The discussion about women’s rights to cover their faces in France rumbles on. The law states that it is illegal for anyone to cover their face in public with a mask, helmet, balaclava, niqab or other veil.
The burqa is also banned if it covers the face. Islamic headscarves are banned from French schools and government buildings by a separate law prohibiting visible religious symbols including crosses, turbans, and kippahs (brimless hat worn by some Jewish men).
Compared to the British approach, which is more tolerant, the French policy seems draconian. Examples of heavy-handed policing of Muslim women (a woman on the beach in Nice being forced to remove her outer clothing by armed police officers in August 2016; a veiled woman being dragged screaming into a police vehicle in Toulouse in April 2018) do not improve the general picture.

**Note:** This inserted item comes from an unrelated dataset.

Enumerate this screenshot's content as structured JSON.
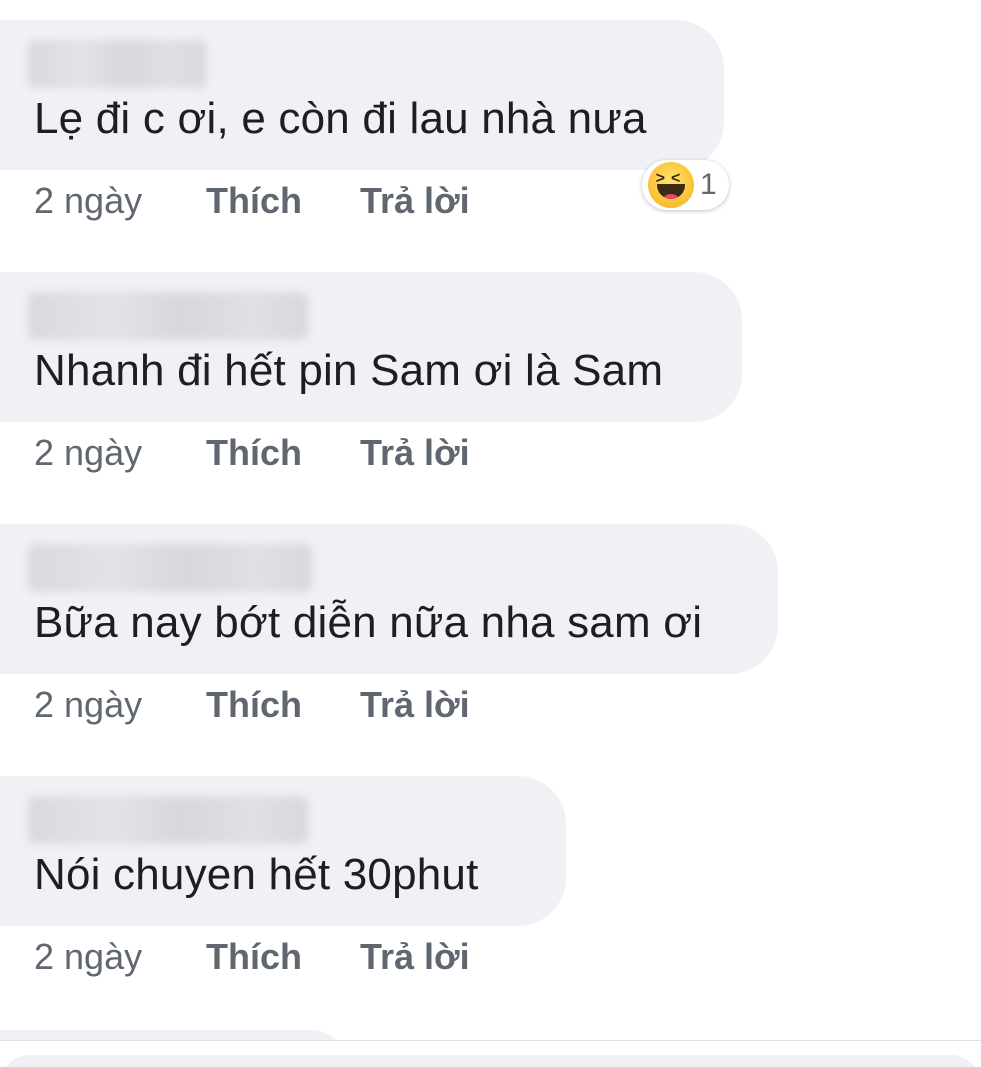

In 2010, American Islamic scholar Hamza Yusuf said he was personally opposed to the face veil, but that it is nevertheless a legitimate choice for Muslim women.
He wrote that on a trip to France he reflected how odd it was that “to unveil a woman for all to gape at is civilised but for her to cover up to ward off gazes is a crime”. He added: “While the French Prime Minister [François Fillon at that time] sees no problem exposing in public places a woman’s glorious nakedness, he is oddly and rabidly disturbed by allowing others to cover it up.
“The sooner secular nations learn to allow people of faith to live their lives in peace, the sooner peace will flourish.”
Read that again. There’s a problem. Where is the woman’s decision in that? Who is doing the exposing in this paragraph? An invisible man? And for what purpose? In order that she may be gazed at. Sorry, but a woman’s body isn’t merely sexual. Most women in France do not choose to wear shorts in order to attract the male gaze, and they don’t wear a floor-length frock to avoid it.
They wear what seems practical and appropriate at the time. Shorts when it is hot, evening dress when it’s a formal party, headscarf when painting the ceiling, jeans because they’re comfortable.
Feeling obliged to cover up in order to avoid being gazed at is nonsense. Men don’t do it, why should women? It is the same deal as saying women should cover up to avoid being whistled at, harassed, stalked, up-skirted or even worse.
Women, however they are dressed, aren’t responsible for the criminal behaviour of certain men. I’m glad schoolgirls in France are protected from pressures to cover their hair, I’m glad that women’s faces can’t be covered up in public, and I welcome the new Loi Schiappa, establishing €90 on-the-spot fines for sex pests on the street.
Because the problem isn’t what women wear, it’s what men read into it.